Service user experiences of Croydon University Hospital Accident and Emergency DepartmentDownload (PDF 1.22MB)
Summary of report content
Between August and November 2019, Healthwatch Croydon asked those who had recently used Croydon University Hospital’s Accident and Emergency department what their experience of services was like. They spoke to 79 service users
The department scored highly for overall satisfaction with over 50% scoring it as excellent and a further 29% stating it was good; friendliness scored highest with 88% scoring excellent or good; 81% waiting areas 64; 70% communication with staff; 69% that what they came for was made better scored excellent or good 54 and 50% were satisfied with waiting times.
Being assessed more than one or speaking to two or more staff was not a concern: Very few patients were assessed once, but no-one found this negative. Most found the experience positive increasing if they had three or more assessments. A significant comment chose not to comment, suggesting that this issue was not a major issue. More had to speak to two or more doctors or nurses, but of those who gave a comment most found this a positive experience, and only very few had a negative experience.

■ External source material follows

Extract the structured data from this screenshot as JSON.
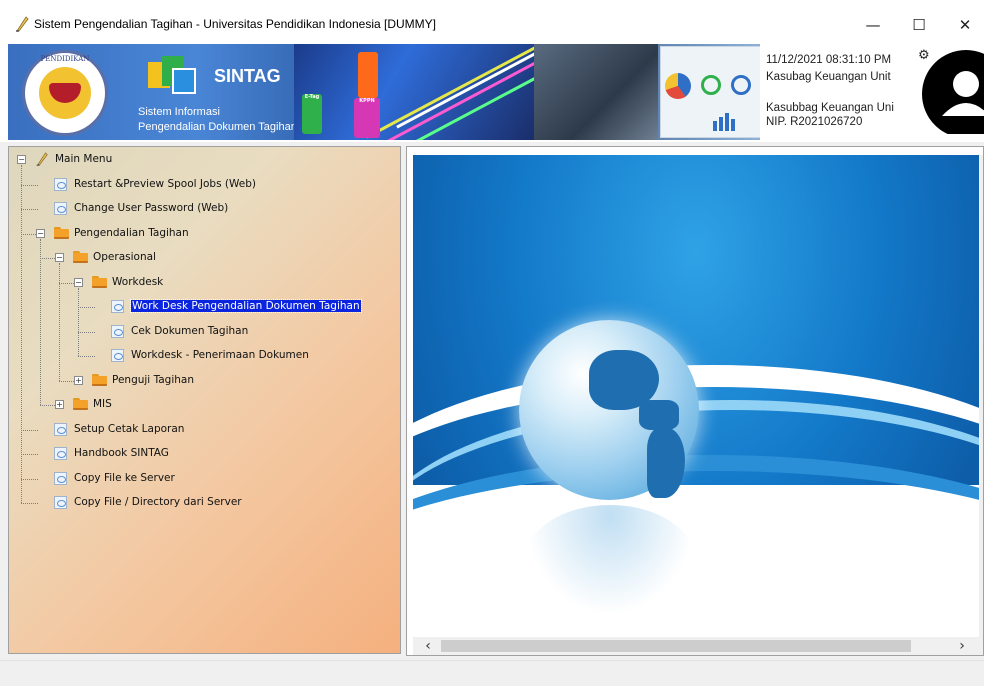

Many no comments suggest that this was not a significant issue for many.
Waiting times could be communicated better: When we asked for improvements, many said that they would like to have better communication of waiting times to manage their expectations
Several people found the seats uncomfortable and toilets untidy, as well as limited access to food and drink facilities.
While many found staff friendly and helpful and information good, there were a number of instances were staff did not meet expectations, and information and processes were not as clear as they could be.
Bearing in mind the small sample, for the very young and over 65s the time they had to wait vs expected time was lower, irrespective of how long they wanted to wait. The 19-25 and 26-40 waiting on average up to an hour longer than expected, but these numbers are small. Those aged 41 to 60 were more likely to have higher expectations of less time in A&E than what happened.
The report contains six recommendations.